The 23rd session of the trial of the Catalan pro-independence leaders brought the first appearances that required translation by an interpreter, those of the German politician Bernhard von Grünberg and of New Zealander Helena Catt, the spokeswoman and person in charge of a research team hired by the Public Diplomacy Council of Catalonia (Diplocat) from July to October 2017 to analyze the situation in Catalonia. The latter testified in English at the request of the plaintiffs. Both denied that they did any work as election observers during the October 1st (1-O) vote, although they did admit to having visited several polling stations that day and also to meeting with several pro-independence politicians. Regarding the referendum, they emphasized the peaceful nature of the voters that day. Von Grünberg had requested to visit Catalonia himself and paid all his own expenses. Catt confirmed that she received a salary of about €8,000 from Diplocat, as already confirmed by Albert Royo, former secretary general of the organization, when he declared as a witness.

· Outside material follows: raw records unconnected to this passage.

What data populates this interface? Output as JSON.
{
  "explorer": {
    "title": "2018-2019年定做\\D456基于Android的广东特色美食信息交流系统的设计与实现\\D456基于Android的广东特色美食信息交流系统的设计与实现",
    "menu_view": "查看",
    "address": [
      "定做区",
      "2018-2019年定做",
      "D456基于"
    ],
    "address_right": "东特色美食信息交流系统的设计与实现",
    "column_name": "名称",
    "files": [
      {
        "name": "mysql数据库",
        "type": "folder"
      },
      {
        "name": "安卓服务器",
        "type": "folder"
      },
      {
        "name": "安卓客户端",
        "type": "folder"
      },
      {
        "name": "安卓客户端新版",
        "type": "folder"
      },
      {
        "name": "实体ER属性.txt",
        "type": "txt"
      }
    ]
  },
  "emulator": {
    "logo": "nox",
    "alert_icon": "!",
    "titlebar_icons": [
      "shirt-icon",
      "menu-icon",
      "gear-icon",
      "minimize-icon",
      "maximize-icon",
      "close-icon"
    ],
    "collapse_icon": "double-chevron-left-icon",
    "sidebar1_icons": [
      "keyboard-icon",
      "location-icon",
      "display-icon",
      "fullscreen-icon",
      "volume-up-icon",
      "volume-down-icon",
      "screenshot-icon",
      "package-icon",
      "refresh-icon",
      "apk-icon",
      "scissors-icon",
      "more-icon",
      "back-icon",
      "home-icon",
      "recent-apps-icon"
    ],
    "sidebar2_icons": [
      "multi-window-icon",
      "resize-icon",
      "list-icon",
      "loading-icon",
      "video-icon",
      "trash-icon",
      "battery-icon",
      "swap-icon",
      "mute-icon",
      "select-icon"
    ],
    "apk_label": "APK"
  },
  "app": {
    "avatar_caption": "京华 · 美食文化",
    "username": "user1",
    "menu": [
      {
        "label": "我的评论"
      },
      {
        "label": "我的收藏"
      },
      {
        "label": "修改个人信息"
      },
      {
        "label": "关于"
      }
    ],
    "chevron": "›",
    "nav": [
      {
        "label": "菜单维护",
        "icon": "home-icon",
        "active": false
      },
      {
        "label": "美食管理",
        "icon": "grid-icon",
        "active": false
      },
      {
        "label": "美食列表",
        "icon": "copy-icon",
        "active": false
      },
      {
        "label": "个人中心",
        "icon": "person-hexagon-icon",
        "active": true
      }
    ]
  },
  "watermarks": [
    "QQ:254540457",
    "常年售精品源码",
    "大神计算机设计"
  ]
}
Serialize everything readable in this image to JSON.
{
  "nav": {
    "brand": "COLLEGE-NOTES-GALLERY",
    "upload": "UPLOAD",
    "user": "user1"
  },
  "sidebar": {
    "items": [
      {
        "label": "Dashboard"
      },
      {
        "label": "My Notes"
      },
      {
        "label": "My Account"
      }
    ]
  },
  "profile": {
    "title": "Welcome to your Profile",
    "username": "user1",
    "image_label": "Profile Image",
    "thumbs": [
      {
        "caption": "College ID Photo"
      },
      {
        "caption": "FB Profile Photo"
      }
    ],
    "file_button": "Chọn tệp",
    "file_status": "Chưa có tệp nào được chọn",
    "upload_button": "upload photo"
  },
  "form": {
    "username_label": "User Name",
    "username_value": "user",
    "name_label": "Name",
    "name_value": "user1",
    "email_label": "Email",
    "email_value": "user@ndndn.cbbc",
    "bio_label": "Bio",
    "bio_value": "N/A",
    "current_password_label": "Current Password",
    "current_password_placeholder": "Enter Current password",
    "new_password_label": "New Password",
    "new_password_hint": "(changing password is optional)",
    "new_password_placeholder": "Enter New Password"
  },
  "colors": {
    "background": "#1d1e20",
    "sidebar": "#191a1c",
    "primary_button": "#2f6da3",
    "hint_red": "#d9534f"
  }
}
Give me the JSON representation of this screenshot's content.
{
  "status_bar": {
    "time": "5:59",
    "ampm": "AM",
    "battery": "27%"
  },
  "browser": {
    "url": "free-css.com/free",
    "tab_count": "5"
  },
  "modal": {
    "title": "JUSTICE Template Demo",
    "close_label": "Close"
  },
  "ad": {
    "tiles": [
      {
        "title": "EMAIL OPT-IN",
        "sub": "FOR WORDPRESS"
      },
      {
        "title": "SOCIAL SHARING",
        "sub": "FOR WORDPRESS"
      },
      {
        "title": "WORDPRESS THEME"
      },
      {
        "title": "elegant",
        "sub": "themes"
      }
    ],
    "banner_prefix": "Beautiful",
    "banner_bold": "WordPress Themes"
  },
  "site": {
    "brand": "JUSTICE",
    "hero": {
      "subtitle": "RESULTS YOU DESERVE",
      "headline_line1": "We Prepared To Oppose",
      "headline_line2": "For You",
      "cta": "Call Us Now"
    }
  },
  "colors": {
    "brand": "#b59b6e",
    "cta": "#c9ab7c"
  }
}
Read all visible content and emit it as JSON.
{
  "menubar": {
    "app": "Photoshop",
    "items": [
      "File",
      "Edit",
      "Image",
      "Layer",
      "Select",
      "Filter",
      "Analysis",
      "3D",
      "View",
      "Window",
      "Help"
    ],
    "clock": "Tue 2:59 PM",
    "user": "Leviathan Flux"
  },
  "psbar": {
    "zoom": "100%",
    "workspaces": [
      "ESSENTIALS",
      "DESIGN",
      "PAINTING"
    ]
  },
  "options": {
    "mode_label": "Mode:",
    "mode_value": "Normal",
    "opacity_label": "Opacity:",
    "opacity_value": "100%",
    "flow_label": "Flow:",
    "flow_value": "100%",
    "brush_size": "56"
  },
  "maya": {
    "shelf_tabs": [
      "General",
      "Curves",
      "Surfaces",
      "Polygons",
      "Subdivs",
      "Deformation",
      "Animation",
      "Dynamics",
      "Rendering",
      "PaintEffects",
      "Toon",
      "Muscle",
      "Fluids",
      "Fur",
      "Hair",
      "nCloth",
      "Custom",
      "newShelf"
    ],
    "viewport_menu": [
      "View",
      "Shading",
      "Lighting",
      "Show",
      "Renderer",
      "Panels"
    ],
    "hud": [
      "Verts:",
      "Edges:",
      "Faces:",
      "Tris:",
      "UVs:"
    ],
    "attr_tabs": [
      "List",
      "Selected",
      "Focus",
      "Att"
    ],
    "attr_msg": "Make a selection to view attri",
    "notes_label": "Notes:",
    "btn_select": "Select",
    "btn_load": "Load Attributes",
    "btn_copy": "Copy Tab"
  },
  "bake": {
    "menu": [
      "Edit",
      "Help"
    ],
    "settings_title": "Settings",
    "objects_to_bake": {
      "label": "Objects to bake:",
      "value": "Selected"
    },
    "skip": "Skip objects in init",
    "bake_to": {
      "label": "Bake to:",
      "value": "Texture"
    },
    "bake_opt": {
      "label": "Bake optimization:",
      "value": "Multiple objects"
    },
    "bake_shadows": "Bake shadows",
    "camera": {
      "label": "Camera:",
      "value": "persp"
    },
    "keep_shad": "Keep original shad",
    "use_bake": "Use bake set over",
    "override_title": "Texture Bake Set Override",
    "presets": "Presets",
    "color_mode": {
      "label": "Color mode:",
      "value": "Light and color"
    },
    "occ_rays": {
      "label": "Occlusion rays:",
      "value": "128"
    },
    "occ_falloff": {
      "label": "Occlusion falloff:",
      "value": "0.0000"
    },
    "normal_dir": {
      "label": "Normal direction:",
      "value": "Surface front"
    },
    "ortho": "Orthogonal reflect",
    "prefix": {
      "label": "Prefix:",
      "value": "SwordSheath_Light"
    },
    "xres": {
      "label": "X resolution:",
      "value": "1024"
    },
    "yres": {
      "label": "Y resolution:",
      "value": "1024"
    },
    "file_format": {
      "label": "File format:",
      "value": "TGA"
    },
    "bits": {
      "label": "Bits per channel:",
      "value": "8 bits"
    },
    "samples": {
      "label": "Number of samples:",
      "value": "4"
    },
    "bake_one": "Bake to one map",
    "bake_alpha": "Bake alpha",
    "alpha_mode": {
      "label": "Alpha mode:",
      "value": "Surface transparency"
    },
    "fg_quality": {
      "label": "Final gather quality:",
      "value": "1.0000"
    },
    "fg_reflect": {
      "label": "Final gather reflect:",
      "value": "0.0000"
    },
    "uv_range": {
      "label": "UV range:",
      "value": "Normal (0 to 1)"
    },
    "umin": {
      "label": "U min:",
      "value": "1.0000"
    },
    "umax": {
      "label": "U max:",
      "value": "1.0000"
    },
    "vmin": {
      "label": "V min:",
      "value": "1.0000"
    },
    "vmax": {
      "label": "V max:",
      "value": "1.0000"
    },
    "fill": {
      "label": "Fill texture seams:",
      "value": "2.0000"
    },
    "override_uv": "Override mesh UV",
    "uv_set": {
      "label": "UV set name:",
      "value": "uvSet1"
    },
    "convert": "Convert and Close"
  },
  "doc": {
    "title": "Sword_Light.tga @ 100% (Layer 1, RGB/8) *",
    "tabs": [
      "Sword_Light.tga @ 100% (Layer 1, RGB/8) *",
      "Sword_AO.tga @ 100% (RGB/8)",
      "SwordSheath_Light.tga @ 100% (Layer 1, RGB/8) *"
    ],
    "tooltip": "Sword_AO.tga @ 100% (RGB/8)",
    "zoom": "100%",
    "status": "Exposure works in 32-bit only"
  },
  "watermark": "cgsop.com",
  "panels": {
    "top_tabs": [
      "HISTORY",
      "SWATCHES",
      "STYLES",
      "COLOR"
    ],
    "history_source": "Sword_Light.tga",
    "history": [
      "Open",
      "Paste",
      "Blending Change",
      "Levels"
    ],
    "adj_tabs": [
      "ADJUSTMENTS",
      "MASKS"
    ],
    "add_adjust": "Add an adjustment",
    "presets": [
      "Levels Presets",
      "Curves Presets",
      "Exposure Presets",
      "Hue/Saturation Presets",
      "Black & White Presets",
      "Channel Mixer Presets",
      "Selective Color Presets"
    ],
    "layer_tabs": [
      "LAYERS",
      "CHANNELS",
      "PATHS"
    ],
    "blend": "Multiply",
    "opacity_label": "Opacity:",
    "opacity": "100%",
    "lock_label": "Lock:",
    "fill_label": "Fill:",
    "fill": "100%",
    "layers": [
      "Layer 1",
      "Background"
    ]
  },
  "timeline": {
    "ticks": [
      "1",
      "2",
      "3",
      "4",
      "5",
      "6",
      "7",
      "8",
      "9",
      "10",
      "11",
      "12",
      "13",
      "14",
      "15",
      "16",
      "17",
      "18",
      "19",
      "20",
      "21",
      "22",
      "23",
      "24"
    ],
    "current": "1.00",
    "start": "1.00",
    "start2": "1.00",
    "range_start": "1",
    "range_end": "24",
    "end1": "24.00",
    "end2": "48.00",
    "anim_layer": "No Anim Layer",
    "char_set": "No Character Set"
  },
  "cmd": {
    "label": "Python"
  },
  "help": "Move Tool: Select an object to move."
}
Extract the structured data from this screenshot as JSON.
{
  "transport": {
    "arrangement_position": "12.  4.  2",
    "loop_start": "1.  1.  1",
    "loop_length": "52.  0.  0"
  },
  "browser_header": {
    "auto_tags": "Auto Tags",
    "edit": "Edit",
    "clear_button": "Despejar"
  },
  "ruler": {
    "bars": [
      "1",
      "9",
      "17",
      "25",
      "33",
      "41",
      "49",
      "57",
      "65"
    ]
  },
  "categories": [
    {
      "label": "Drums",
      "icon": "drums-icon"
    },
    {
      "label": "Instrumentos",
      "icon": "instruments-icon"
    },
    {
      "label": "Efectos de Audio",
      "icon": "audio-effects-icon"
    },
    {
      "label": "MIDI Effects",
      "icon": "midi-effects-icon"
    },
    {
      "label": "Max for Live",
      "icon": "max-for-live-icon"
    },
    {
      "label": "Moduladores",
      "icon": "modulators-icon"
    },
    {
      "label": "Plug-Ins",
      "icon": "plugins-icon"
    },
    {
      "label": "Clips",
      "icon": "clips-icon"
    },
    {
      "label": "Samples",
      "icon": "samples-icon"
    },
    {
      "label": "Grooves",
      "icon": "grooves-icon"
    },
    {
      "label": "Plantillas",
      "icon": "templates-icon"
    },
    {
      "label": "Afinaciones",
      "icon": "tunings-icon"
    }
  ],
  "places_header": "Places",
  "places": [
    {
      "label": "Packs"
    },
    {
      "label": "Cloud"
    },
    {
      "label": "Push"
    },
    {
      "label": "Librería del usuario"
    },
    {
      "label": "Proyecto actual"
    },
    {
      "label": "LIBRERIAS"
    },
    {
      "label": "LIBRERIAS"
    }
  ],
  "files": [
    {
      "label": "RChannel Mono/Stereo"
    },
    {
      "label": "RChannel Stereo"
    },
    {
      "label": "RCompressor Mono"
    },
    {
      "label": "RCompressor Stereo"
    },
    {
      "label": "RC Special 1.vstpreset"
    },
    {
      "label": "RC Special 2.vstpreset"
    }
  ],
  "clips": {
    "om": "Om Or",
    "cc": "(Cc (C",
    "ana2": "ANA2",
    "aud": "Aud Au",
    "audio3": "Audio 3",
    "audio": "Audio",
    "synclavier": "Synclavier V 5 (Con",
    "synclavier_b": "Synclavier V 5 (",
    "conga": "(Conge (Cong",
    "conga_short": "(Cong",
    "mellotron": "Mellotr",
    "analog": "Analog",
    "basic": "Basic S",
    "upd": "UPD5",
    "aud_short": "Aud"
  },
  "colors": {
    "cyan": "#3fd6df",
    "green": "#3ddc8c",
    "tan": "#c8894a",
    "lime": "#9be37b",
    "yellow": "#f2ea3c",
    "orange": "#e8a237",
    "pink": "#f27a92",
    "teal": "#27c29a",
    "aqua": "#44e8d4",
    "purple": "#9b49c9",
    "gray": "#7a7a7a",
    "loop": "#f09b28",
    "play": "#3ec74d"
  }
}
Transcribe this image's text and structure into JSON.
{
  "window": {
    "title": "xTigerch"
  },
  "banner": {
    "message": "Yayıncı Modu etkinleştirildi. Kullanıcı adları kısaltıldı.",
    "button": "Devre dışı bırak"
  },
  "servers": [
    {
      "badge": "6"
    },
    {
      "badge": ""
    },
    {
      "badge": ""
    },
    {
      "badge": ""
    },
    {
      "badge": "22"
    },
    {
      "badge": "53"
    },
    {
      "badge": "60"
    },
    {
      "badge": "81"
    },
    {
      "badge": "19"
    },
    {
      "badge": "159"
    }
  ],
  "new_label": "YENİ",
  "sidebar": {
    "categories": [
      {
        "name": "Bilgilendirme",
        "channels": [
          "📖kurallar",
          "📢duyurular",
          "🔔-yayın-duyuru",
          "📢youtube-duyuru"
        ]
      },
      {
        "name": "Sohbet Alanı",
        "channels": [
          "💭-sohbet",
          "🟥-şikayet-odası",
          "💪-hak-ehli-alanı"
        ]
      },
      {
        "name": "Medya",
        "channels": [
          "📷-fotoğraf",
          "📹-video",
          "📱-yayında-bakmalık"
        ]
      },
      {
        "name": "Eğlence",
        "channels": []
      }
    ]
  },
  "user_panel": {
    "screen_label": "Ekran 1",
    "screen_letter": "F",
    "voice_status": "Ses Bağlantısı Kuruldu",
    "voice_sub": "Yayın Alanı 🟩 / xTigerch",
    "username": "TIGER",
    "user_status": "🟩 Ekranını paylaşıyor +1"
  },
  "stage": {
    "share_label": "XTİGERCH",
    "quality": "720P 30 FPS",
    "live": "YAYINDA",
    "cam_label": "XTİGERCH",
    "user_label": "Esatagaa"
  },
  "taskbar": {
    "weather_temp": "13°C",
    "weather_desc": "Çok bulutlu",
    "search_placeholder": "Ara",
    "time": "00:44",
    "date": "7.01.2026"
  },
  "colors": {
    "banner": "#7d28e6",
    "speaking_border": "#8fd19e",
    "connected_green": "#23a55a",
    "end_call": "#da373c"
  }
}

Von Grünberg, a former German regional representative of the German Social Democratic Party (SPD) for the land of North Rhine-Westphalia, said that he was present in Catalonia on October 1st for his "personal and private interest" in the referendum. In fact, he also witnessed the consultation of November 9, 2014, the elections of September 27, 2015 and the elections of December 21, 2017. At all times he made it clear that he personally covered the expenses connected to the stay, and he avoided mentioning the political party he is affiliated with in Germany.
"I want to maintain my independence," said Von Grünberg to questions from Benet Salellas, Cuixart's lawyer, and said that regarding this question he could speak for himself and for the rest of the observers. However, he dismissed the significance of the possibility that Diplocat would have paid his expenses, because it would be "normal" in German political and institutional foundations. It was he who initially asked the secretary general of Diplocat, Albert Royo, to be in Catalonia on 1-O out of "personal interest", but pointed out that "in no case was it a priority to observe or validate elements of the vote". The witness explained that a joint report was written by all the participants in the program, although he did not specify who it was sent to.
Von Grünberg explained that he saw how "the police burst into the premises by breaking doors after removing the barriers". "They dispersed the people who were there," he pointed out. He explained that he then went to the polling station located in the Ramon Llull School in Barcelona city and witnessed "people injured by rubber bullets who were taken to hospital —this is the case of Roger Español." When asked why he travelled to this specific school in the center of Barcelona, he pointed out that it was part of "the most convenient itinerary", but he later revealed that the group of visitors —accompanied by a member of Diplocat— received a call from a person, whom he did not name, who told them about what was happening at the Ramon Llull School.
One month in Catalonia
In the case of Catt, she did invoice Diplocat for her fees for the research work and the agency paid, as she explained, the housing expenses in Barcelona from September 4 to October 6, the time she was there. Specifically, she said she received a salary of €8,000. Former Secretary General Albert Royo had already stated that this team had invoiced its study, and the Prosecutor's Office in its indictment document identifies €114,592 in total fees plus €62,712 in accommodation and travel expenses. To inquiries from prosecutor Consuelo Madrigal, Catt admitted that the report they wrote included a chapter on the referendum, but that the rest was more about the "context" of the situation. However, she said she did not know what happened on 20-S and said she had "poor memory" for remembering important events in September in Catalonia.
Initially, Catt could not remember any of the government officials with whom she met and just said that she attended the meetings that they ordered her to go to, an instruction that was sent from an email address that was not connected to any particular name. "We were introduced to these people as being able to give us information about the referendum; they did not tell me what they did”, she noted.
“I do not support independence"
In turn, Von Grünberg defined himself as someone who doesn’t support Catalan independence and pointed out that none of the political organizations for which he has worked do —even though he did not want to mention the SPD at any time. On police violence at the polling places, he praised the "steely discipline of voters" after making long queues and "being subjected to a situation of intimidation", a circumstance added to the fact that "they did not exercise violence at all, although they were in a situation where that could easily happen; and yet despite this, it did not arise."
On the attitude of these citizens, Von Grünberg assured that he was "very surprised at the tranquility and self-control" of the voters. "I did not perceive a violent or aggressive attitude, but rather an admirable situation of tranquility and restraint," he insisted. The witness made it clear that in no polling station did he see the arrival of the Spanish police and security forces, so he could not answer as to whether or not the officers warned the public that they would use force before taking action.